5 leadership lessons from the United States Marine Corps
CEOs and key executives often ask me about the leadership lessons I learned from the Marines. They are curious about what lessons can be used in their businesses and everyday lives.
My learning began the first day of boot camp and continued until the last day of my career. From the first moment I was screamed at by a drill instructor my senses were heightened and took in as much as I could. We began a rigorous program of formal training that covered subjects from military history to first aid. We learned military skills and of course, endured intense physical training.
Formal training is necessary and important, but the enduring lessons were taught by observation and experience. There were many lessons, but here are a few that apply now and every day.
1. You are part of a team
The actions of one member affects all. I could probably not even count the number of times I had to do push ups in the sand at the Marine Corps Recruit Depot because one member of the platoon was late or made a mistake – no matter how small the infraction. This was affectionately called “punishment” but eventually we all figured out that we are all dependent on each other. We each had a role on the team. The weakest link could cause adverse consequences for the entire group. Vistage members know the African proverb: “If you want to go fast – go alone.

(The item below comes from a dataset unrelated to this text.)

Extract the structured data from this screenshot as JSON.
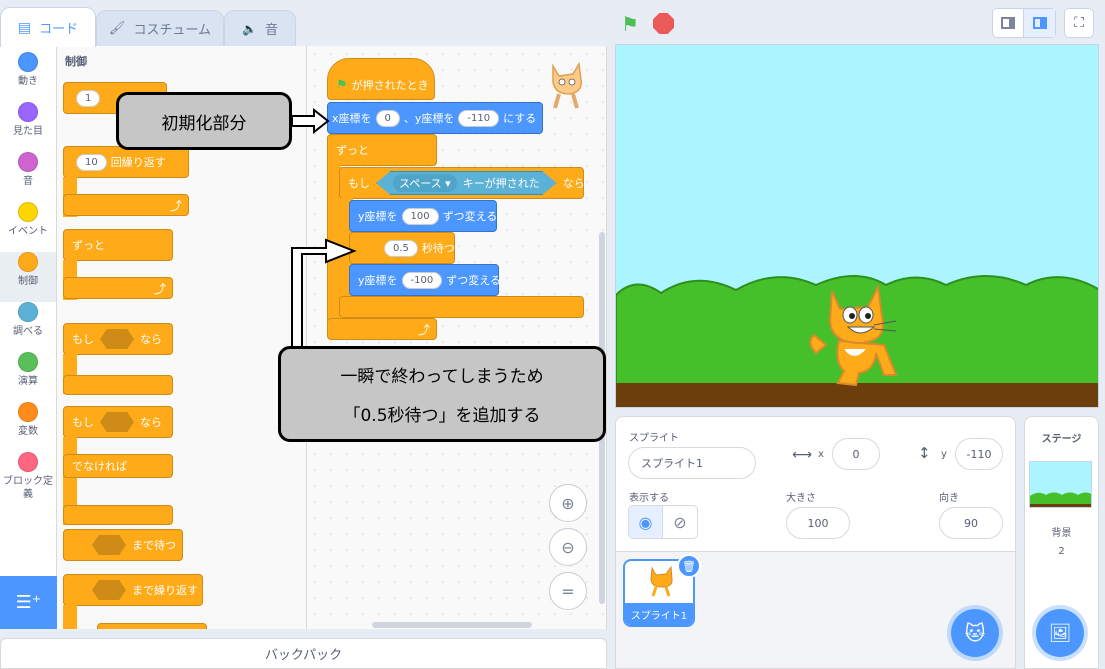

If you want to go far, go together.”
2. Make your bed
I highly recommend viewing the video by Admiral William McRaven on making your bed. The wisdom of that simple act is enlightening. Do the little things right – so you can do the big things right. Develop discipline. Good discipline breeds good habits, and good habits breed good actions and enough good actions result in success. I know a Vietnam veteran who is a successful business man and still polishes his shoes every week.
3. Everybody has a boss
Being a good leader means you are probably a good follower too. First, know who the boss is and then follow orders and directions to the best of your ability. There is also a time to question – both to clarify understanding and make sure the thinking and decision making is complete. But respect that authority and do your best to support it.
4. Step up when it is appropriate
In life “stuff” happens. There will be many opportunities to lead throughout even a single day. There will always be someone else in the room that is smarter or more experienced than you. Defer to their expertise when appropriate. Take the lead yourself when it benefits the team.
5. Adversity makes you stronger
Those first few push-ups were difficult. They hurt and were hard to do. But our bodies adapted and got stronger. The bottom line result is that Marines, through both formal teaching and challenging experience, learn to lead in an environment of constant stress, failure and hardships.
If you apply and remember these simple basic principles, I guarantee your ability to lead will grow with you.